Task requirements: Report, as a single number, how many lines of the records contain the word "section".

Task material:

[Start of Attachment]

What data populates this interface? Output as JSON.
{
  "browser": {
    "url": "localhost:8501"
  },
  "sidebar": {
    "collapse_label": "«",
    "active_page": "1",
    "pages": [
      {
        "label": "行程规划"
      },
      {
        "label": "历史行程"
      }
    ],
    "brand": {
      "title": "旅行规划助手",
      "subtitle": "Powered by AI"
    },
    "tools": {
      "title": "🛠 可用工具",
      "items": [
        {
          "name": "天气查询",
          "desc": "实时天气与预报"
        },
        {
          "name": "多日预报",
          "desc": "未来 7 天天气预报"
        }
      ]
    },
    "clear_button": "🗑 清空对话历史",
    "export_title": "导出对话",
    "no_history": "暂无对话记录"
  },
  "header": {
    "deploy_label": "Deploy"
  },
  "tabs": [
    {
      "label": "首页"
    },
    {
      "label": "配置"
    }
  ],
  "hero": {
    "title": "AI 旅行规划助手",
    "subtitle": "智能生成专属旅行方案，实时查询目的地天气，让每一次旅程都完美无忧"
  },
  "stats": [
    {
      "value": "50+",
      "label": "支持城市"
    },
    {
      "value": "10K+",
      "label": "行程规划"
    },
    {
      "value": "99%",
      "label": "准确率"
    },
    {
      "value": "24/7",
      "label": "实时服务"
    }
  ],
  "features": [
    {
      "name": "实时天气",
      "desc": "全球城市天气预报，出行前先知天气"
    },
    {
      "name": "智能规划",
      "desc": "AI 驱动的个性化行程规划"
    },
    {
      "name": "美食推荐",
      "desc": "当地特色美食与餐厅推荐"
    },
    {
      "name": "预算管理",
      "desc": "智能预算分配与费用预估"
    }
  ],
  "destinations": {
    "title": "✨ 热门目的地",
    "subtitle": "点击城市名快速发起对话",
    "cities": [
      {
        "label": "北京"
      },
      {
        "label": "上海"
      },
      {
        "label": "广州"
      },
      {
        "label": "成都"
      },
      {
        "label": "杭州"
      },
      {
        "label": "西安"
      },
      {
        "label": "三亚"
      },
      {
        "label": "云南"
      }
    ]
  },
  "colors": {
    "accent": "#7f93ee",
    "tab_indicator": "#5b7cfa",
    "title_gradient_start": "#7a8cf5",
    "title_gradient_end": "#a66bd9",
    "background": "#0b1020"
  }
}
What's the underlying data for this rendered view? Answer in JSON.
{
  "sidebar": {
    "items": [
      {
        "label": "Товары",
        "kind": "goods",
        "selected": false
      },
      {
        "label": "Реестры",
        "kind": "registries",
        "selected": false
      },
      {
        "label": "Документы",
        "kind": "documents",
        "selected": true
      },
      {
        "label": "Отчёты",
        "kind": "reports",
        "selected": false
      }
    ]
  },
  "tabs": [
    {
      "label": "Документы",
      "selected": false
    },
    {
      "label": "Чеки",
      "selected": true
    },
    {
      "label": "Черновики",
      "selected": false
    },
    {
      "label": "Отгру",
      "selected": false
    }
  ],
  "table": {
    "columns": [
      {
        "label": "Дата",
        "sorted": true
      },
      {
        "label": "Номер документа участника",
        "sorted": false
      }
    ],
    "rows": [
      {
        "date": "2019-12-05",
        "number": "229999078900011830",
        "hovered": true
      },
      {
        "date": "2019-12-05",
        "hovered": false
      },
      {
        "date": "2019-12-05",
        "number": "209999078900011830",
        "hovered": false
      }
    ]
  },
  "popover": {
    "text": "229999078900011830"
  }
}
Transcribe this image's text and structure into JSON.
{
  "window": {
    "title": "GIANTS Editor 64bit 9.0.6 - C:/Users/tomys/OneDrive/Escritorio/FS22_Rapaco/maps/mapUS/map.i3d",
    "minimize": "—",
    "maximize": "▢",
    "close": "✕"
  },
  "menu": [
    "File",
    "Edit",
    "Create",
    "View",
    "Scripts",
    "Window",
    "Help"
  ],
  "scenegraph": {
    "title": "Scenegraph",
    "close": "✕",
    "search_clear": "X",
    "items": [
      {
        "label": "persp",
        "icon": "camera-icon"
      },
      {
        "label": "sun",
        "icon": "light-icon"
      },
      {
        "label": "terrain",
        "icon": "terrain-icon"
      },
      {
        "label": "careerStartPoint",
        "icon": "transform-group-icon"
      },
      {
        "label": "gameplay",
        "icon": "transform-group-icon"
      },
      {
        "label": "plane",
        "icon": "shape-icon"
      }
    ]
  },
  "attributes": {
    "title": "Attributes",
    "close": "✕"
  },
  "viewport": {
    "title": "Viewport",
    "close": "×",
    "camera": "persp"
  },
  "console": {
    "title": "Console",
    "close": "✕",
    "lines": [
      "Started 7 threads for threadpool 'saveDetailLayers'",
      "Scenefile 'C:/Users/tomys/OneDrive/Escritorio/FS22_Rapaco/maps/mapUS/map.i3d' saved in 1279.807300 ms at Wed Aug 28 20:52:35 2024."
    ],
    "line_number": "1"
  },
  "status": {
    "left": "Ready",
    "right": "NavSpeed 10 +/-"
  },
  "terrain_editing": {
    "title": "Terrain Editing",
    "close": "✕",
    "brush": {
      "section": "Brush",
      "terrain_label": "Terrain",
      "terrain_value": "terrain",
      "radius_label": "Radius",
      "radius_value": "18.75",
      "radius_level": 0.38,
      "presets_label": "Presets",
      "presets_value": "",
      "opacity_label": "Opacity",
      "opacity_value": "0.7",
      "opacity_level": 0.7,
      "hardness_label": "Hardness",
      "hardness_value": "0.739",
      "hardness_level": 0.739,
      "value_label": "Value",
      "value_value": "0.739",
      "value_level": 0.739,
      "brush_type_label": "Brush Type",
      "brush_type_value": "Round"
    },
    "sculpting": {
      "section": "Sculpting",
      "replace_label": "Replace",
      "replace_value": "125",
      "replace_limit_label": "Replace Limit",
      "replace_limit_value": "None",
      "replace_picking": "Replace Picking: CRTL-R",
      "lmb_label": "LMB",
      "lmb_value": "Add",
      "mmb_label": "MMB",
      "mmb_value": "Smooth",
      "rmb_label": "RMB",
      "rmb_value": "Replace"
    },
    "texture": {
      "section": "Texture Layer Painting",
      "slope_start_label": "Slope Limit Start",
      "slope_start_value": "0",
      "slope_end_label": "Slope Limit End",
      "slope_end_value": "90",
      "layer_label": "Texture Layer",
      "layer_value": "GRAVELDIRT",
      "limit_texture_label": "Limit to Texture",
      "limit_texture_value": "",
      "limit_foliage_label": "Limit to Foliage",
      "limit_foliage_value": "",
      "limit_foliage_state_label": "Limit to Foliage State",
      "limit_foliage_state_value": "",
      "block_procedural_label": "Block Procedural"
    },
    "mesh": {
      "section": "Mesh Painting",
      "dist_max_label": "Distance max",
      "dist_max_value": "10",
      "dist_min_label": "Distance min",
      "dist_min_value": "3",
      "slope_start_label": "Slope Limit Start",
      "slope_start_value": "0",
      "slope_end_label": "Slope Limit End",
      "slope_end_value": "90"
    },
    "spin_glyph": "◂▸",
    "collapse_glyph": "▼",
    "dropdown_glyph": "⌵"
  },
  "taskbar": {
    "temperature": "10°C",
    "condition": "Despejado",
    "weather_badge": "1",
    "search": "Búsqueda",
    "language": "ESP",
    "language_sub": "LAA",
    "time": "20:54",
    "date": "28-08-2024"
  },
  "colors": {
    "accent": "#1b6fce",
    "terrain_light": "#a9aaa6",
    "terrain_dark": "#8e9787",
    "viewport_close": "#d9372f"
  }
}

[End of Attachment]

Task result: 4